It’s commonly encountered by birds and other wildlife in nature but has been found to be unharmful to birds, fish or other wildlife in numerous studies. In fact, silica is naturally plentiful in the ocean, and seawater contains vast amounts of diatomaceous earth. The skeletons of many types of sea life and marine organisms are actually made using silica, and therefore it seems to pose no major risks to most species.
As far as plants go, DE can actually be beneficial since it’s used as a growing medium in potted plants in hypnotherapy. It’s sold as natural soil additive and helps soil retain water and nutrients, while allowing for more oxygen circulation and killing off parasites. It also helps preserve foods naturally (such as grains or legumes, which can grow mold) and helps replenish soil so more plants and food can be grown for livestock and human consumption.

Diatomaceous Earth Takeaways

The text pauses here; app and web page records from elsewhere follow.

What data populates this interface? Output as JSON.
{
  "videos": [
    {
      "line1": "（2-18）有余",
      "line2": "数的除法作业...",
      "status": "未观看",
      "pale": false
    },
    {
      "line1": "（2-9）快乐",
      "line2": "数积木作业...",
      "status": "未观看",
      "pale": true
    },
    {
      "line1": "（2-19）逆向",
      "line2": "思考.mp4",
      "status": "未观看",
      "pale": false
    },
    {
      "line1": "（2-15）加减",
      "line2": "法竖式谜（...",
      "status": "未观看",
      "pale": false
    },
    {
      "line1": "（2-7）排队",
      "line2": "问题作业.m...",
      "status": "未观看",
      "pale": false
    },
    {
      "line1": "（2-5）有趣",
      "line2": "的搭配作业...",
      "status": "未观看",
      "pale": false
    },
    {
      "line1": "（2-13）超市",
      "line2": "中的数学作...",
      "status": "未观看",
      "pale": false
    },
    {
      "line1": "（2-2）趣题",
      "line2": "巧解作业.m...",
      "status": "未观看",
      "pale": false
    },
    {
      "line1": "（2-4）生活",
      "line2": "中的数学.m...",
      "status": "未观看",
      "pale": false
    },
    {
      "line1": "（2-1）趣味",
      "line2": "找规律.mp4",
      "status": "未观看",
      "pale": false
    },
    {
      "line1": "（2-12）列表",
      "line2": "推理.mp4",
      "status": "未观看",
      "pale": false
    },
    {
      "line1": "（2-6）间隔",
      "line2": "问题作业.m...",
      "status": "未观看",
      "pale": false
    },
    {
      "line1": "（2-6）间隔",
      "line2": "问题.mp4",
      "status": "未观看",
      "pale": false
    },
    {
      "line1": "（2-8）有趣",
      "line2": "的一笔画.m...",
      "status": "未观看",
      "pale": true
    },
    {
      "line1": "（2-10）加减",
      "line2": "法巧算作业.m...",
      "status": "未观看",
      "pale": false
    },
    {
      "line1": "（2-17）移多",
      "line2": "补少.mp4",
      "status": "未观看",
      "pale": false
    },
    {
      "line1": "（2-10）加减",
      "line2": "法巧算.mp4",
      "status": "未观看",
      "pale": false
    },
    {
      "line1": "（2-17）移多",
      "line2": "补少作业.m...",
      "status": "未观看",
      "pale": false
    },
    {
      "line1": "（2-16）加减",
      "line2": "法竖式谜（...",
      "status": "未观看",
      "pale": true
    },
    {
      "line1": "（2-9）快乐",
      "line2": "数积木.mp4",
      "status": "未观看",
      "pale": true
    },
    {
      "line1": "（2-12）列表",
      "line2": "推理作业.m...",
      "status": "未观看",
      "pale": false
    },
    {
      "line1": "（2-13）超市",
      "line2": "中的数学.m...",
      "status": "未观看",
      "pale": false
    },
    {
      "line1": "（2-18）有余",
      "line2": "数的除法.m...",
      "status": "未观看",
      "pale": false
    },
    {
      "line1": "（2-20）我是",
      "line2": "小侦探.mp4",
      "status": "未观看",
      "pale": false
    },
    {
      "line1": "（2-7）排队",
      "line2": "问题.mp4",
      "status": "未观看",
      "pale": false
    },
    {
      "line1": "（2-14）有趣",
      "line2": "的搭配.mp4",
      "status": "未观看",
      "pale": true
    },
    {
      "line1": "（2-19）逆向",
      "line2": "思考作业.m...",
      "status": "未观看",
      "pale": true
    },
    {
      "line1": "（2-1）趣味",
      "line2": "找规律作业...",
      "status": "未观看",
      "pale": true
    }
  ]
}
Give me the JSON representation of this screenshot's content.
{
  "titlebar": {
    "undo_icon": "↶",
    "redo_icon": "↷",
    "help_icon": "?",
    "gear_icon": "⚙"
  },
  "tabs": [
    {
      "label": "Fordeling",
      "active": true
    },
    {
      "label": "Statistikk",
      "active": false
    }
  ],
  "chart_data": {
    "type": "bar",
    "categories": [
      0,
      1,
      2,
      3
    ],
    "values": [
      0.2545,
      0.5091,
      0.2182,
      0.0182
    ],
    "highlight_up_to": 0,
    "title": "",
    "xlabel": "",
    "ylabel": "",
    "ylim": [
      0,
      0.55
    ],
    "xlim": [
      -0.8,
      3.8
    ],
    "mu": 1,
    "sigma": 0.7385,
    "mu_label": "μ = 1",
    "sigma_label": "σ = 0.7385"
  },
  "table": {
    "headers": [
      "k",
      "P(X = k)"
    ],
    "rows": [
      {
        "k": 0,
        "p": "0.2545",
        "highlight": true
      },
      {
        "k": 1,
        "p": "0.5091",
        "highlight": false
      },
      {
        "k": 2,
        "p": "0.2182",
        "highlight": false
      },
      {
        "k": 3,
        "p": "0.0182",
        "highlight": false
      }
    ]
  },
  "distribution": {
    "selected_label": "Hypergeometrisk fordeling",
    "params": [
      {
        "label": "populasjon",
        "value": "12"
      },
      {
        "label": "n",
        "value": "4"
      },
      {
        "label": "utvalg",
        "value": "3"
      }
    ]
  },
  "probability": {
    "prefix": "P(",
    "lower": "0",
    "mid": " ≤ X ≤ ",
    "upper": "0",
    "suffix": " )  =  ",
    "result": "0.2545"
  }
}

  • Some common products that contain diatomaceous earth include dusts, powders and pressurized liquids that are used on the outside of buildings, on farms, in gardens, and in human and pet foods.
  • Diatomaceous earth benefits include detoxifying the body; purifying water; fighting parasites; killing insects and other harmful substances in your home; improving joint, bone and ligament health; and cleaning and protecting skin, nails and teeth.
  • Today, there are over 150 pesticide-related products registered for use both indoors and outdoors that contain DE. There are also thousands of non-pesticide, food grade diatomaceous earth products that are used on the skin, in food, and in supplements or medications. Some of the most popular diatomaceous earth uses include: pet nutrition products, products used on dogs and cats to kill flees, bed bug-killing treatments, sprays and products used to kill bugs, rodent sprays, water filters, skin care products, toothpastes, foods and beverages, anti-caking and clarifying ingredients used in food manufacturing, supplements and medicines, rubbers and paints used in construction, and abrasive products used as defoliators and for cleaning.
  • Diatomaceous earth is available in two different grades: food grade (meant to taken internally by humans) and non-food grade (used in industrial practices).
  • Diatomaceous earth comes in several forms, such as: granulated diatomaceous earth, a raw material made from crushing silica that’s usually available as a powder and safe for human consumption; milled or micronized diatomaceous earth, a very fine form used in pesticides and insecticides; calcined diatomaceous earth, a heat-treated and activated form used in water filtering and explosives.